It appears more probably that there existed an unbiased Old Norse tradition connecting the Flemish saint with the Godwin household, in particular with Harold Godwinson and Harold’s perjury. As suggested above, that tradition could stem from the Godwin family’s ties to Flanders and from Tostig’s refuge at Saint-Omer in 1065–1066. Meanwhile Earl William landed in Hastings on the day of the Feast of St. Michael. And Harold came from the north and fought with him before his whole army had arrived.

The Saxons made quick work of establishing a defensive perimeter, including a fence of sharpened stakes behind which the defenders would stand. The Norman archers advanced and loosed their arrows however that they had little impact. The mounted knights then charged however they have been unable to break the Anglo Saxon defend wall. The Normans then turned and attacked the pursuing Anglo Saxons.

The Norman knights beat upon the defend wall, wielding their weapons and raining blows upon the front ranks of the Saxons. Each Norman tried to drive a wedge in the defend wall, while each Saxon desperately tried to take care of the wall and kill the uncovered knights. When William heard that Harold’s military had arrived a brief distance away, he decided to take the initiative.

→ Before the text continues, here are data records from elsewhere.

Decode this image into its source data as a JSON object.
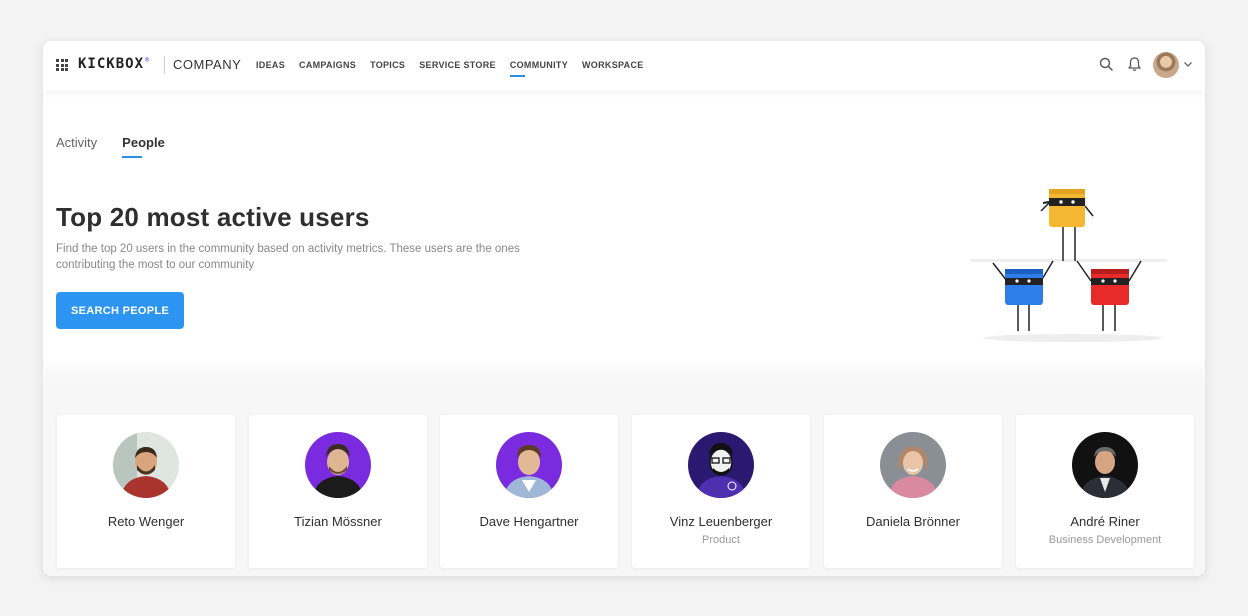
{
  "header": {
    "logo": "KICKBOX",
    "logo_mark": "®",
    "company": "COMPANY",
    "nav": [
      {
        "label": "IDEAS"
      },
      {
        "label": "CAMPAIGNS"
      },
      {
        "label": "TOPICS"
      },
      {
        "label": "SERVICE STORE"
      },
      {
        "label": "COMMUNITY",
        "active": true
      },
      {
        "label": "WORKSPACE"
      }
    ],
    "icons": [
      "grid-icon",
      "search-icon",
      "bell-icon",
      "avatar",
      "chevron-down-icon"
    ]
  },
  "tabs": [
    {
      "label": "Activity"
    },
    {
      "label": "People",
      "active": true
    }
  ],
  "hero": {
    "title": "Top 20 most active users",
    "description": "Find the top 20 users in the community based on activity metrics. These users are the ones contributing the most to our community",
    "button": "SEARCH PEOPLE"
  },
  "people": [
    {
      "name": "Reto Wenger",
      "role": ""
    },
    {
      "name": "Tizian Mössner",
      "role": ""
    },
    {
      "name": "Dave Hengartner",
      "role": ""
    },
    {
      "name": "Vinz Leuenberger",
      "role": "Product"
    },
    {
      "name": "Daniela Brönner",
      "role": ""
    },
    {
      "name": "André Riner",
      "role": "Business Development"
    }
  ],
  "colors": {
    "accent": "#2c95f2",
    "purple": "#7a2be0",
    "text": "#2f2f2f"
  }
}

Battle Abbey, Illustration from John Cassell’s Illustrated History of England, Vol. I from the earliest period to the reign of Edward the Fourth,… Knight Vital informs William on the approaching of Harold’s army, detail of Queen Mathilda’s Tapestry or Bayeux Tapestry depicting Norman conquest of… William, Duke of Normandy was the fitting hero of a brutal time. He ruthlessly subdued his rebellious duchy, trumped- up a claim to… William I the Conqueror , King of England from 1066 when he beat Harold II at Hastings and was topped at Westminster Abbey on Christmas Day….

Edward restored the rule of the House of Wessex after the interval of Danish rule since Cnut conquered England in 1016. When Edward died in 1066, he was succeeded by Harold Godwinson, who was defeated and killed in the same yr by the Normans beneath William the Conqueror on the Battle of Hastings. Edward’s young great-nephew Edgar the Ætheling of the House of Wessex was proclaimed King after the Battle of Hastings in 1066 however was never crowned and was peacefully deposed after about eight weeks. William’s defeat, and death, was definitely a plausible consequence of his invasion.

The English, after centuries of combating in opposition to Vikings, fought in Scandinavian fashion, standing on foot and forming their celebrated ‘shield-wall’. Significantly this was the case not just for the odd soldiery but additionally the elite, proper up to and including King Harold himself. The Battle of Hastings was fought on 14th October in 1066, fought between the Norman and French military led by Duke William of Normandy and the English army, led by King Harold. The Norman military was said to have been led into battle at Hastings by the jongleur, Taillefour, who repeatedly tossed his sword within the air and caught it, whereas singing the “Song of Roland”.

The Bretons formed on the left, William and his half-brother Bishop Odo held the center position with the Normans, while Flemish mercenary troops and the French were to the right. Each of these divisions was divided into ranks of archers to the entrance, and the infantry in the center, with the cavalry in the rear. We all know the outcome but how and why did the battle take place? To reply this question Dan returns with another explainer episode to place the battle in its proper context and explain how William was capable of defeat Harold on that bloody day in 1066 to turn out to be King. You’ll additionally hear clips from the archive as Historian Marc Morris and Professor Virginia Davis help set the scene for some of the dramatic events in English history. Edith and Harold’s sons fled to Ireland with all however one dwelling into the 1080s, although the dates of their eventual deaths remain uncertain.

This stone marks the place of the High Altar of now-ruined Battle Abbey. It’s stated to be the precise spot the place King Harold was killed with an arrow to his eye.In its early years, ‘Battle’ Abbey was one of many richest and most impressive religious homes in the entire of England. Join historians and history buff’s alike with our Unlimited Digital Access cross to each military historical past article ever printed in Sovereign’s navy historical past magazines. Our database is searchable by subject and up to date repeatedly. Harold’s agony was over, and along with his passing the English cause itself was in its death throes.